Written by Joan Alker and published by the Center for Children and Families. Reposted here with their permission.
The Children’s Health Insurance Program (CHIP) is extremely important to Florida as it helps about 345,000 Florida children get the health care they need to support their healthy development and succeed in school.
CHIP has also worked hand-in-hand with Medicaid to reduce Florida’s child uninsured rate to an all time low of 6.2 percent in 2016. This is still higher than the national rate of 4.5 percent.
The new federal CHIP law was good news for Florida’s children as it should protect their access to affordable health coverage for the next decade.
This week we released a report and hosted a webinar with the Health Affinity funders of the Florida Philanthropic Network on how the new CHIP law will work for Florida children and families.

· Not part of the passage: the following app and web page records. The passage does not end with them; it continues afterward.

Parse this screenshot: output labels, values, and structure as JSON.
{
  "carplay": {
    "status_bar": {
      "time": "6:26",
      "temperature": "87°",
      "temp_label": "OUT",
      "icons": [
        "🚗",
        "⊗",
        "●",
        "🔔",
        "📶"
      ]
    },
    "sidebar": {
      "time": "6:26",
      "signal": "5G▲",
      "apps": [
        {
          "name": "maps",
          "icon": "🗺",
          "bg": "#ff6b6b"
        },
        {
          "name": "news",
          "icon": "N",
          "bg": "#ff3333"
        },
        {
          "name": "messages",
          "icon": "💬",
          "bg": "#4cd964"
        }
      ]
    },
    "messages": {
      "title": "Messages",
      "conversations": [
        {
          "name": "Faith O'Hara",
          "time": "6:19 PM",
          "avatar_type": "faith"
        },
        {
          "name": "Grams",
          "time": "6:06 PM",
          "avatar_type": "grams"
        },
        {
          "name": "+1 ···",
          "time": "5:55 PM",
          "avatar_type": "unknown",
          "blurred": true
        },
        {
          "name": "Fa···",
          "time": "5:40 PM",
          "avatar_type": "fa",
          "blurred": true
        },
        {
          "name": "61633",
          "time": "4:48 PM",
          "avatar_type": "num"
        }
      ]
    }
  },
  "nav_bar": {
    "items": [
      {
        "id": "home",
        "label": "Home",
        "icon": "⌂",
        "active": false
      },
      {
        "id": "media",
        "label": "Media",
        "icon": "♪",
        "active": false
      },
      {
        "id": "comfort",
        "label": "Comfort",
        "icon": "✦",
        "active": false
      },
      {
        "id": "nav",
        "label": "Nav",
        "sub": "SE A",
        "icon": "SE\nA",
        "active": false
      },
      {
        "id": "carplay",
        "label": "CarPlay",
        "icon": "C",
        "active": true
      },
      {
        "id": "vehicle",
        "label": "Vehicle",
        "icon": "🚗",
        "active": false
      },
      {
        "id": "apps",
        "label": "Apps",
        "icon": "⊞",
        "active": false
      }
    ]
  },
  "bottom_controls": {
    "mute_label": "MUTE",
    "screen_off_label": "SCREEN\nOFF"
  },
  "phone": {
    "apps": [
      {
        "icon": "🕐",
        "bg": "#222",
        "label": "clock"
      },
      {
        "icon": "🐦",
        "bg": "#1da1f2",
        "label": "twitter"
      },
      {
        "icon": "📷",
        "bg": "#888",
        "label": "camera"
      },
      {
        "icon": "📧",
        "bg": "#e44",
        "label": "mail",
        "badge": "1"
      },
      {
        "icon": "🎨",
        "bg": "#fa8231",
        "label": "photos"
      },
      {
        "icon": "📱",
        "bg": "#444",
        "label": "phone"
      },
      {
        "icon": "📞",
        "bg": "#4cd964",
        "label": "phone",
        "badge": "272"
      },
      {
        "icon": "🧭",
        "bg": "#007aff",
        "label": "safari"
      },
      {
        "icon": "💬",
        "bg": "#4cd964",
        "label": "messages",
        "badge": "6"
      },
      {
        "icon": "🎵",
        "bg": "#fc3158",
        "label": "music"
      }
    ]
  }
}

The new law would:
In Florida, CHIP funds coverage for children in families of three earning up to about $3,723 per month. Florida uses federal CHIP funding to operate three programs: MediKids, Healthy Kids and the Children’s Medical Services Managed Care Plan. The CHIP matching funds are also supporting lawfully residing immigrant children in both Medicaid and CHIP.

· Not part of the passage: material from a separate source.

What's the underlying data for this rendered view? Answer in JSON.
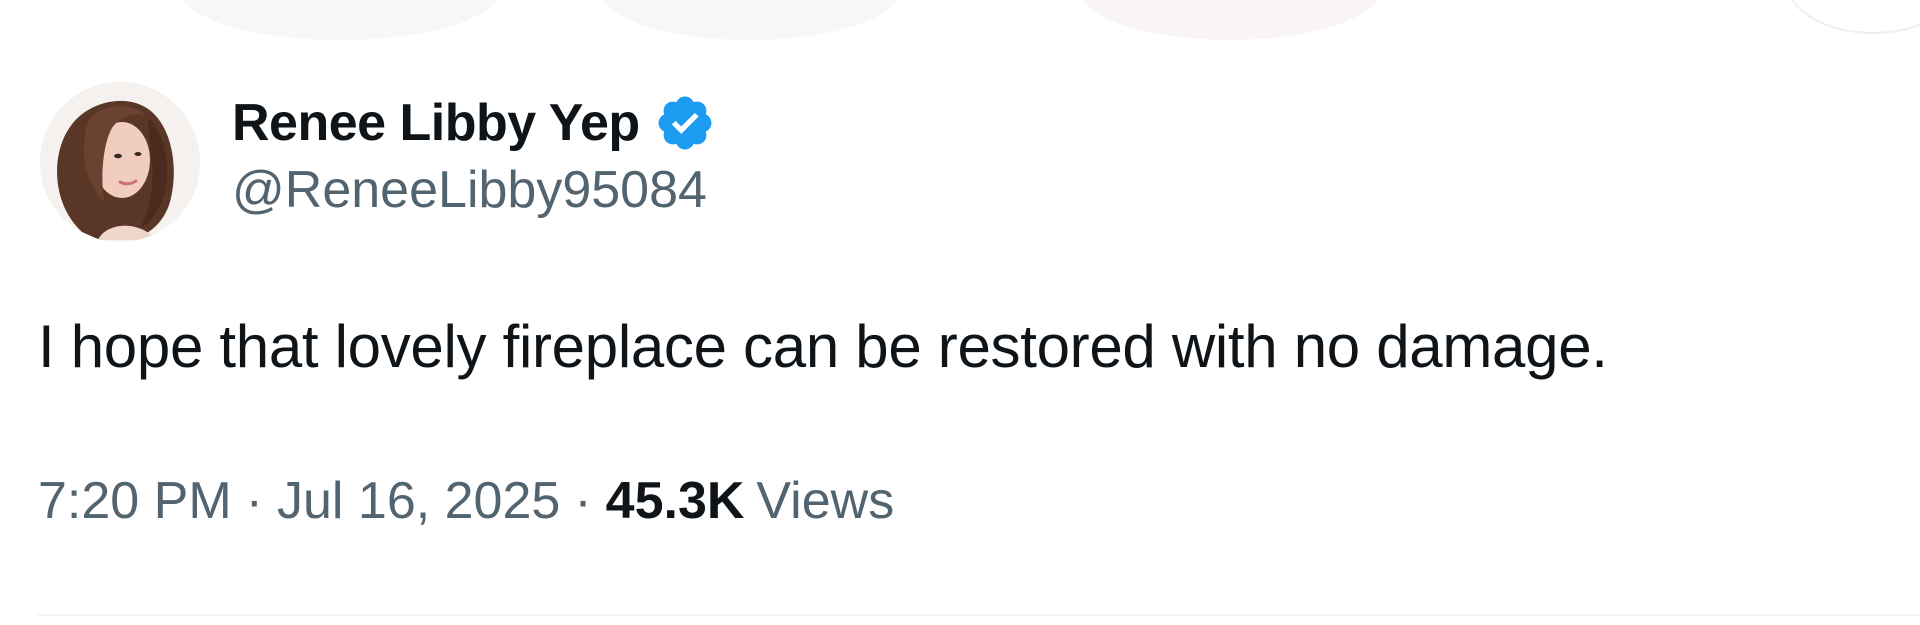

The report is the second in a series of reports on CHIP recently published by Georgetown University CCF and the Health Affinity Funders of the Florida Philanthropic Network.
Joan Alker is the executive director of the Georgetown University Center for Children and Families and a research professor at the Georgetown University McCourt School of Public Policy. She is a nationally recognized expert on Medicaid and CHIP and has conducted extensive research and analysis on Florida’s public health coverage programs.